Exercise instructions:
The answer must be an exact copy of the entries below, with no images in it.

Given information:
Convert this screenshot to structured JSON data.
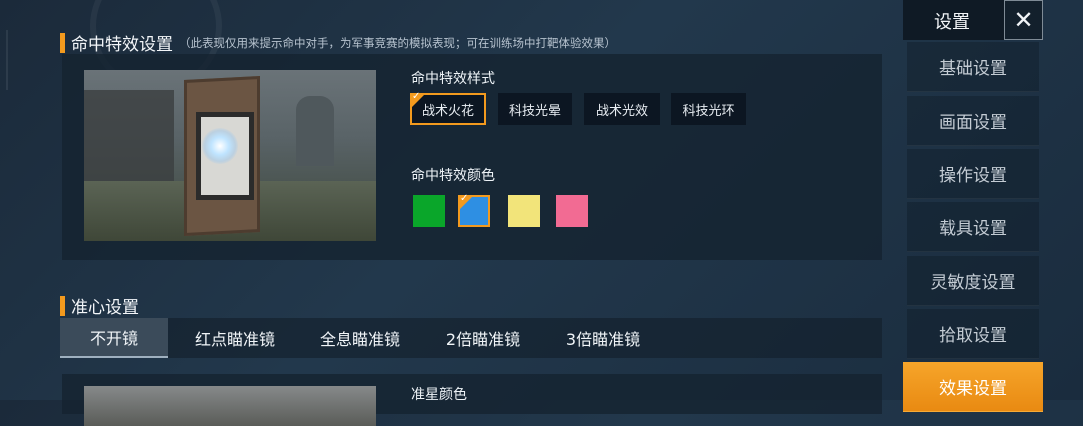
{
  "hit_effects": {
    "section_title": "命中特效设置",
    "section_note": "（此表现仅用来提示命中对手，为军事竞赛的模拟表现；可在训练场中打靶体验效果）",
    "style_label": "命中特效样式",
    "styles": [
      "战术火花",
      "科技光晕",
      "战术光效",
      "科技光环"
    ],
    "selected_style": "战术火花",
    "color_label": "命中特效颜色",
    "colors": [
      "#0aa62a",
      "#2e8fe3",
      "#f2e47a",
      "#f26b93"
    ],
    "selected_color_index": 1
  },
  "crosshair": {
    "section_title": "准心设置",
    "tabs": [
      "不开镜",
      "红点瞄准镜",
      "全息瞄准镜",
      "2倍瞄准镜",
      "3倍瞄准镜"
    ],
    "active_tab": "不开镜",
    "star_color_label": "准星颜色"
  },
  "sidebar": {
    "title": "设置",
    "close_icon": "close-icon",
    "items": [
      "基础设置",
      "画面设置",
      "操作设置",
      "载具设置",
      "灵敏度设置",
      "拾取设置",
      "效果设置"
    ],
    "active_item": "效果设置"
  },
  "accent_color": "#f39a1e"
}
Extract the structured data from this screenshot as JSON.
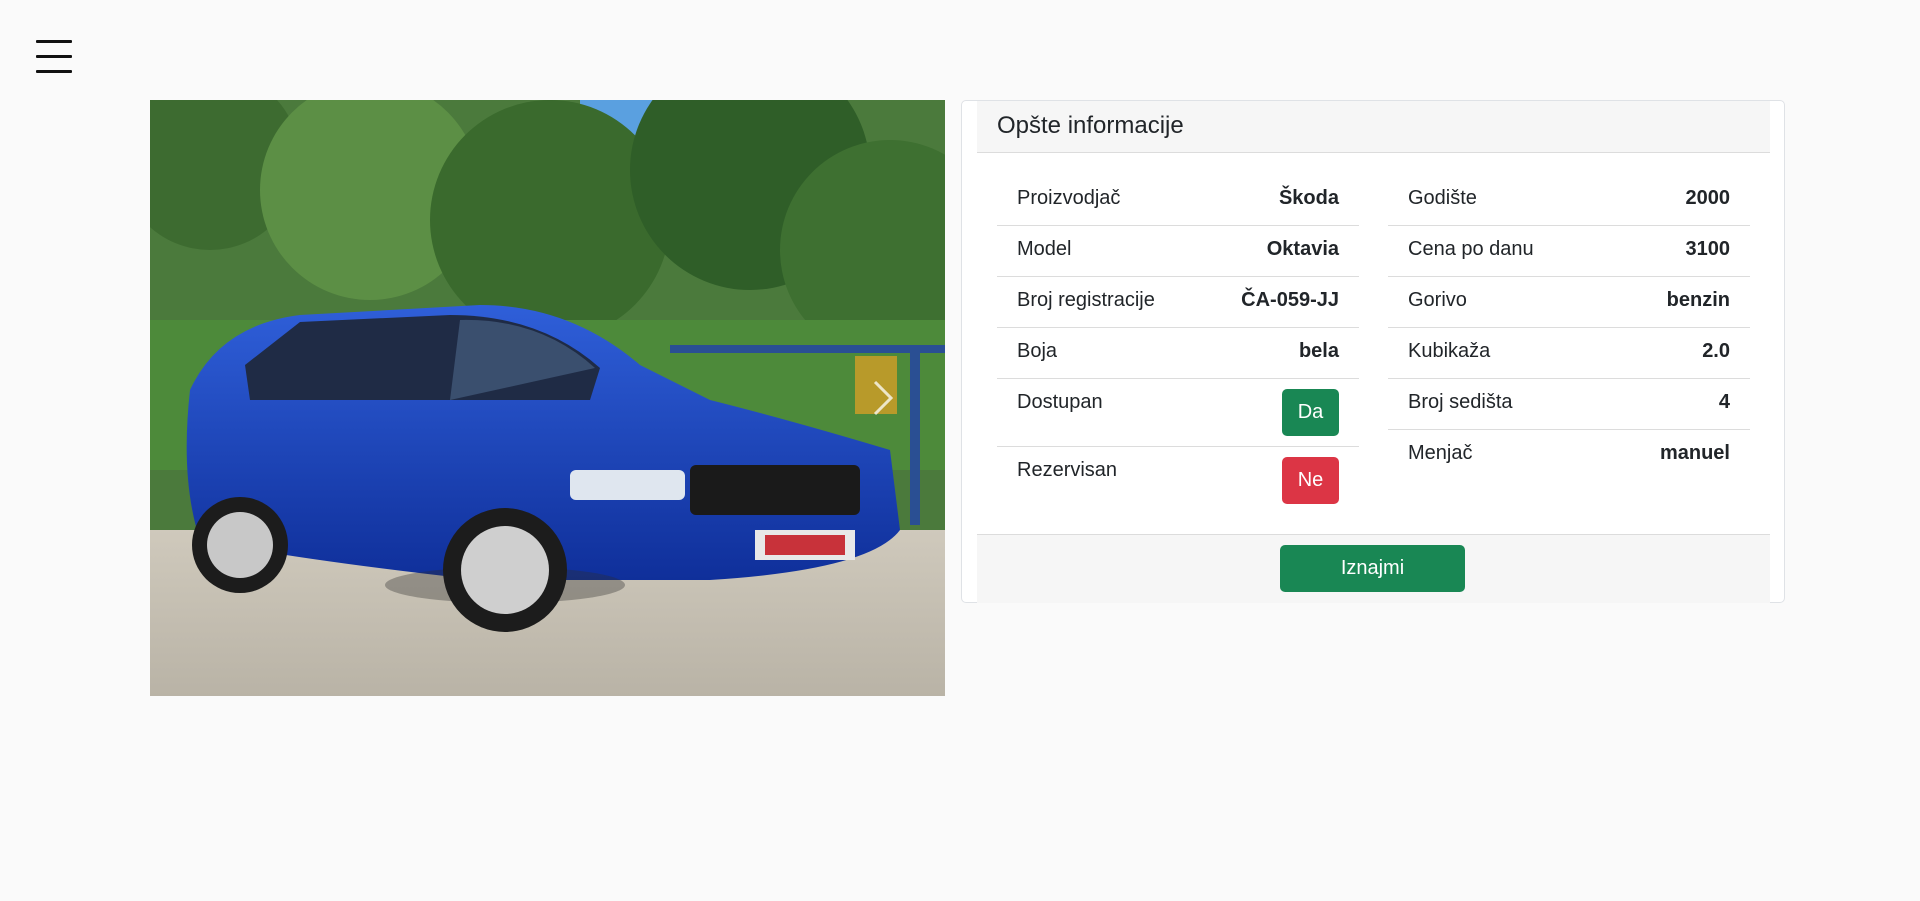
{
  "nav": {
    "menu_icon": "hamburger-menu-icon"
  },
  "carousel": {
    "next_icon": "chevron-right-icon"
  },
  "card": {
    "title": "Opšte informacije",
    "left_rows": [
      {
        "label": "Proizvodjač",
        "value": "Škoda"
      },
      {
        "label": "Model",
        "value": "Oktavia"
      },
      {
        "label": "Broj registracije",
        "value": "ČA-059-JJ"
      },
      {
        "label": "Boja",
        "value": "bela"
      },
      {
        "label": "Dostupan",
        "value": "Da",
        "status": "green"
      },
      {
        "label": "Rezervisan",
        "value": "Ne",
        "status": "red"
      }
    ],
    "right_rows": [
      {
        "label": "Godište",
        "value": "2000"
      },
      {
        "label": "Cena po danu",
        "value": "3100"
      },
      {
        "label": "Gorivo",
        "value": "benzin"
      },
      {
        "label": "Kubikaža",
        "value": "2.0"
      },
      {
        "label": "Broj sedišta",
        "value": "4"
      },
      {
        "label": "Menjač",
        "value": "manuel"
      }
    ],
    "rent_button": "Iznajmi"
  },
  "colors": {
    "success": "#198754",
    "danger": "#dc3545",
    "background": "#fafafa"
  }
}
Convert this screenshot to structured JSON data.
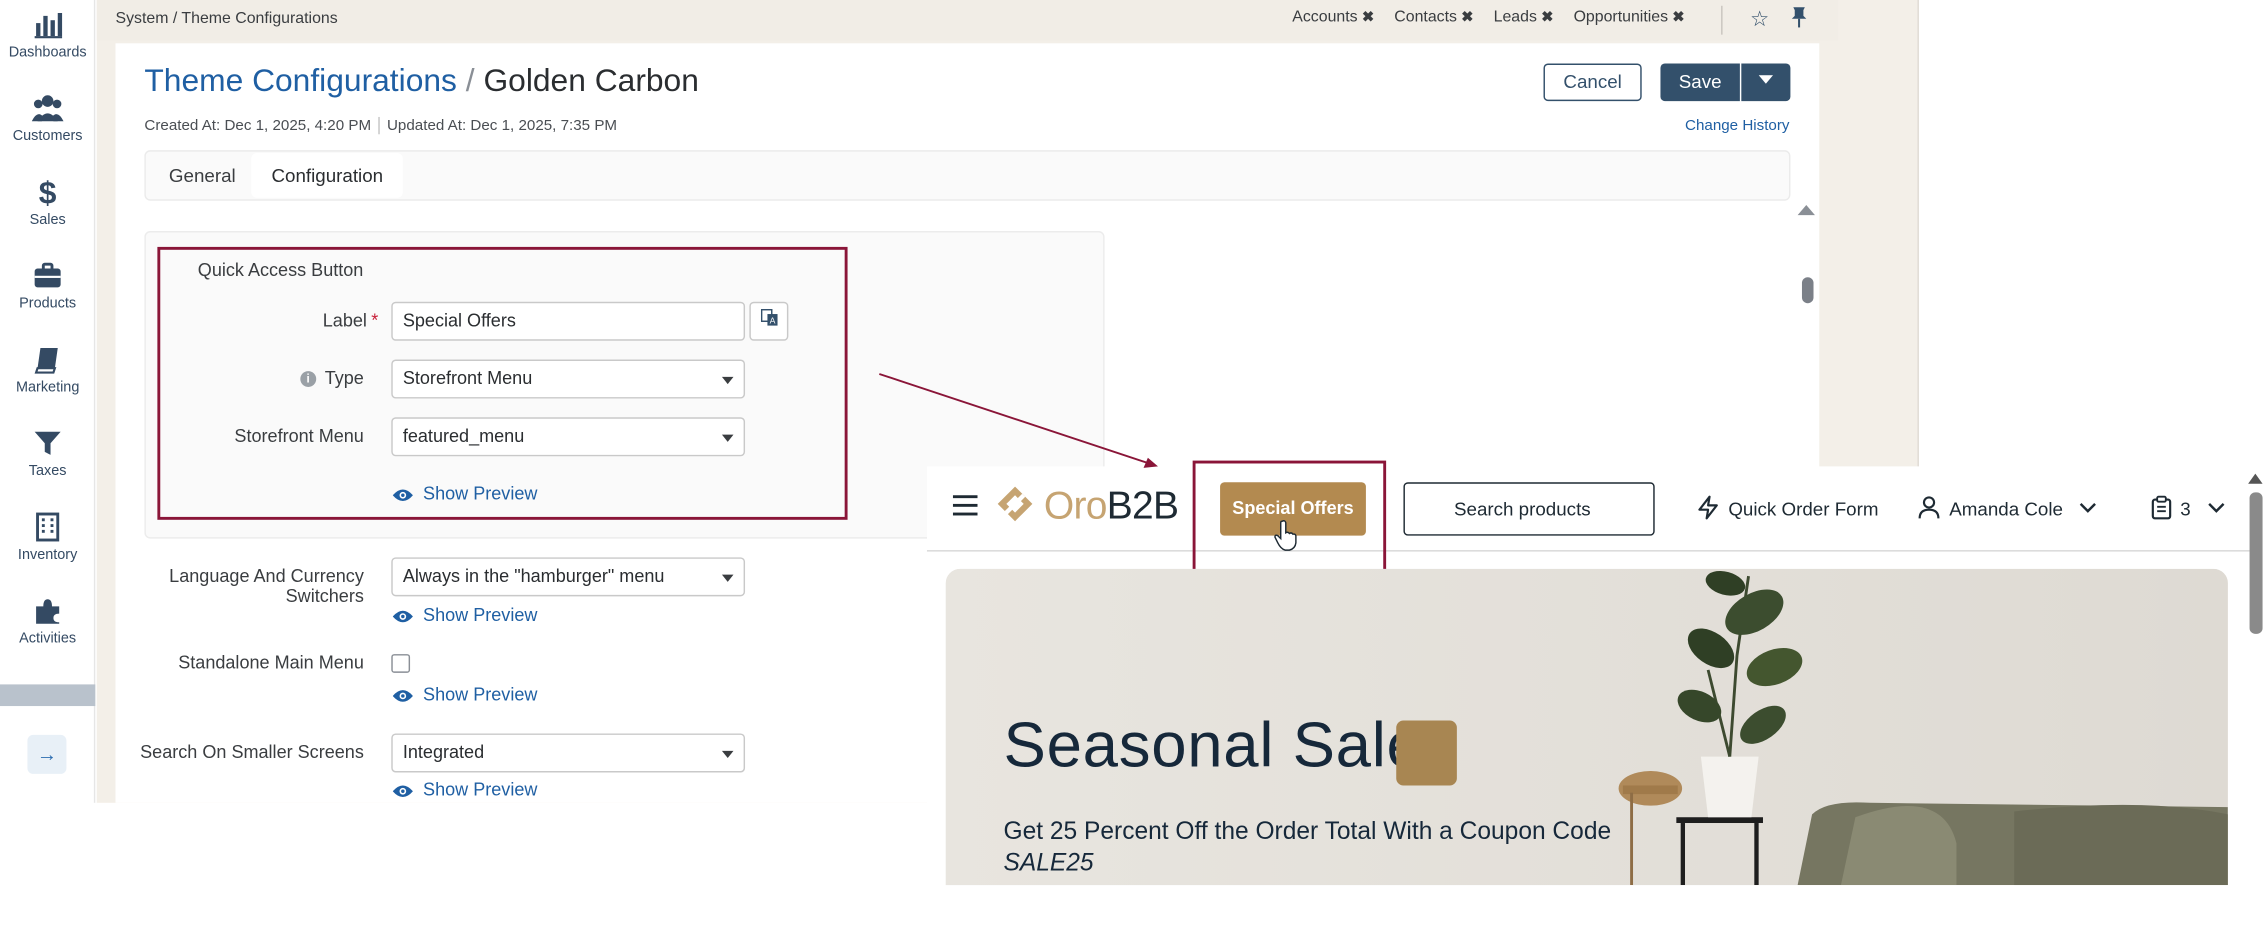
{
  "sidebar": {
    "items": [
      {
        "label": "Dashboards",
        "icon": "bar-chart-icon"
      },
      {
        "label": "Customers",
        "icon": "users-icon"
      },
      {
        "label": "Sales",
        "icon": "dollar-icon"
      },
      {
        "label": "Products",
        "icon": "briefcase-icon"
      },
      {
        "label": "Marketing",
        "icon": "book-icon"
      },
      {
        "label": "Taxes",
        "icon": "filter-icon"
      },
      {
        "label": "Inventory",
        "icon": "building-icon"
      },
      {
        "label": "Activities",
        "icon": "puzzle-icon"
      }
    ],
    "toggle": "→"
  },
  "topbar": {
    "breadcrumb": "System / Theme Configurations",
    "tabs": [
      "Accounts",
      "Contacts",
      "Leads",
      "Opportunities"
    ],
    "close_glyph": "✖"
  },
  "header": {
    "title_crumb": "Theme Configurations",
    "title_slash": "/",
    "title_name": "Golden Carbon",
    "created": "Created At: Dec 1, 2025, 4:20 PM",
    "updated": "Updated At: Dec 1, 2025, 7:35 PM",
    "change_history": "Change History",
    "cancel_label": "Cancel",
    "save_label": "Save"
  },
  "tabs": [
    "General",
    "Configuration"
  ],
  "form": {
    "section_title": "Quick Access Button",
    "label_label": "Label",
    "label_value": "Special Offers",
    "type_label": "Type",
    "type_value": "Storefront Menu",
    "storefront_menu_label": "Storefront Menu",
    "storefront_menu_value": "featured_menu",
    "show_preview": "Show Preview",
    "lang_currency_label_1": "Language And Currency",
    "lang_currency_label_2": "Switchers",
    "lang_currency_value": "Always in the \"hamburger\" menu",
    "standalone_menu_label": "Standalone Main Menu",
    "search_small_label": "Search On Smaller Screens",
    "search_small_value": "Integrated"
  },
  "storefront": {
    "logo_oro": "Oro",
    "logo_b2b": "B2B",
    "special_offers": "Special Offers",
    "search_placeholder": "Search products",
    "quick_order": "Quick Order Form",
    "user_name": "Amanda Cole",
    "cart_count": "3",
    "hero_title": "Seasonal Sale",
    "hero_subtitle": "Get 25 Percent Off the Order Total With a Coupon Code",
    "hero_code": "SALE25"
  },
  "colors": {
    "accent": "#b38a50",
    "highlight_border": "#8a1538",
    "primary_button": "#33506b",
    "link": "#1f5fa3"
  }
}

Task output:
Convert this screenshot to structured JSON data.
{
  "hit_effects": {
    "section_title": "命中特效设置",
    "section_note": "（此表现仅用来提示命中对手，为军事竞赛的模拟表现；可在训练场中打靶体验效果）",
    "style_label": "命中特效样式",
    "styles": [
      "战术火花",
      "科技光晕",
      "战术光效",
      "科技光环"
    ],
    "selected_style": "战术火花",
    "color_label": "命中特效颜色",
    "colors": [
      "#0aa62a",
      "#2e8fe3",
      "#f2e47a",
      "#f26b93"
    ],
    "selected_color_index": 1
  },
  "crosshair": {
    "section_title": "准心设置",
    "tabs": [
      "不开镜",
      "红点瞄准镜",
      "全息瞄准镜",
      "2倍瞄准镜",
      "3倍瞄准镜"
    ],
    "active_tab": "不开镜",
    "star_color_label": "准星颜色"
  },
  "sidebar": {
    "title": "设置",
    "close_icon": "close-icon",
    "items": [
      "基础设置",
      "画面设置",
      "操作设置",
      "载具设置",
      "灵敏度设置",
      "拾取设置",
      "效果设置"
    ],
    "active_item": "效果设置"
  },
  "accent_color": "#f39a1e"
}
Extract the structured data from this screenshot as JSON.
{
  "nav": {
    "menu_icon": "hamburger-menu-icon"
  },
  "carousel": {
    "next_icon": "chevron-right-icon"
  },
  "card": {
    "title": "Opšte informacije",
    "left_rows": [
      {
        "label": "Proizvodjač",
        "value": "Škoda"
      },
      {
        "label": "Model",
        "value": "Oktavia"
      },
      {
        "label": "Broj registracije",
        "value": "ČA-059-JJ"
      },
      {
        "label": "Boja",
        "value": "bela"
      },
      {
        "label": "Dostupan",
        "value": "Da",
        "status": "green"
      },
      {
        "label": "Rezervisan",
        "value": "Ne",
        "status": "red"
      }
    ],
    "right_rows": [
      {
        "label": "Godište",
        "value": "2000"
      },
      {
        "label": "Cena po danu",
        "value": "3100"
      },
      {
        "label": "Gorivo",
        "value": "benzin"
      },
      {
        "label": "Kubikaža",
        "value": "2.0"
      },
      {
        "label": "Broj sedišta",
        "value": "4"
      },
      {
        "label": "Menjač",
        "value": "manuel"
      }
    ],
    "rent_button": "Iznajmi"
  },
  "colors": {
    "success": "#198754",
    "danger": "#dc3545",
    "background": "#fafafa"
  }
}
Convert this screenshot to structured JSON data.
{
  "sidebar": {
    "items": [
      {
        "label": "Dashboards",
        "icon": "bar-chart-icon"
      },
      {
        "label": "Customers",
        "icon": "users-icon"
      },
      {
        "label": "Sales",
        "icon": "dollar-icon"
      },
      {
        "label": "Products",
        "icon": "briefcase-icon"
      },
      {
        "label": "Marketing",
        "icon": "book-icon"
      },
      {
        "label": "Taxes",
        "icon": "filter-icon"
      },
      {
        "label": "Inventory",
        "icon": "building-icon"
      },
      {
        "label": "Activities",
        "icon": "puzzle-icon"
      }
    ],
    "toggle": "→"
  },
  "topbar": {
    "breadcrumb": "System / Theme Configurations",
    "tabs": [
      "Accounts",
      "Contacts",
      "Leads",
      "Opportunities"
    ],
    "close_glyph": "✖"
  },
  "header": {
    "title_crumb": "Theme Configurations",
    "title_slash": "/",
    "title_name": "Golden Carbon",
    "created": "Created At: Dec 1, 2025, 4:20 PM",
    "updated": "Updated At: Dec 1, 2025, 7:35 PM",
    "change_history": "Change History",
    "cancel_label": "Cancel",
    "save_label": "Save"
  },
  "tabs": [
    "General",
    "Configuration"
  ],
  "form": {
    "section_title": "Quick Access Button",
    "label_label": "Label",
    "label_value": "Special Offers",
    "type_label": "Type",
    "type_value": "Storefront Menu",
    "storefront_menu_label": "Storefront Menu",
    "storefront_menu_value": "featured_menu",
    "show_preview": "Show Preview",
    "lang_currency_label_1": "Language And Currency",
    "lang_currency_label_2": "Switchers",
    "lang_currency_value": "Always in the \"hamburger\" menu",
    "standalone_menu_label": "Standalone Main Menu",
    "search_small_label": "Search On Smaller Screens",
    "search_small_value": "Integrated"
  },
  "storefront": {
    "logo_oro": "Oro",
    "logo_b2b": "B2B",
    "special_offers": "Special Offers",
    "search_placeholder": "Search products",
    "quick_order": "Quick Order Form",
    "user_name": "Amanda Cole",
    "cart_count": "3",
    "hero_title": "Seasonal Sale",
    "hero_subtitle": "Get 25 Percent Off the Order Total With a Coupon Code",
    "hero_code": "SALE25"
  },
  "colors": {
    "accent": "#b38a50",
    "highlight_border": "#8a1538",
    "primary_button": "#33506b",
    "link": "#1f5fa3"
  }
}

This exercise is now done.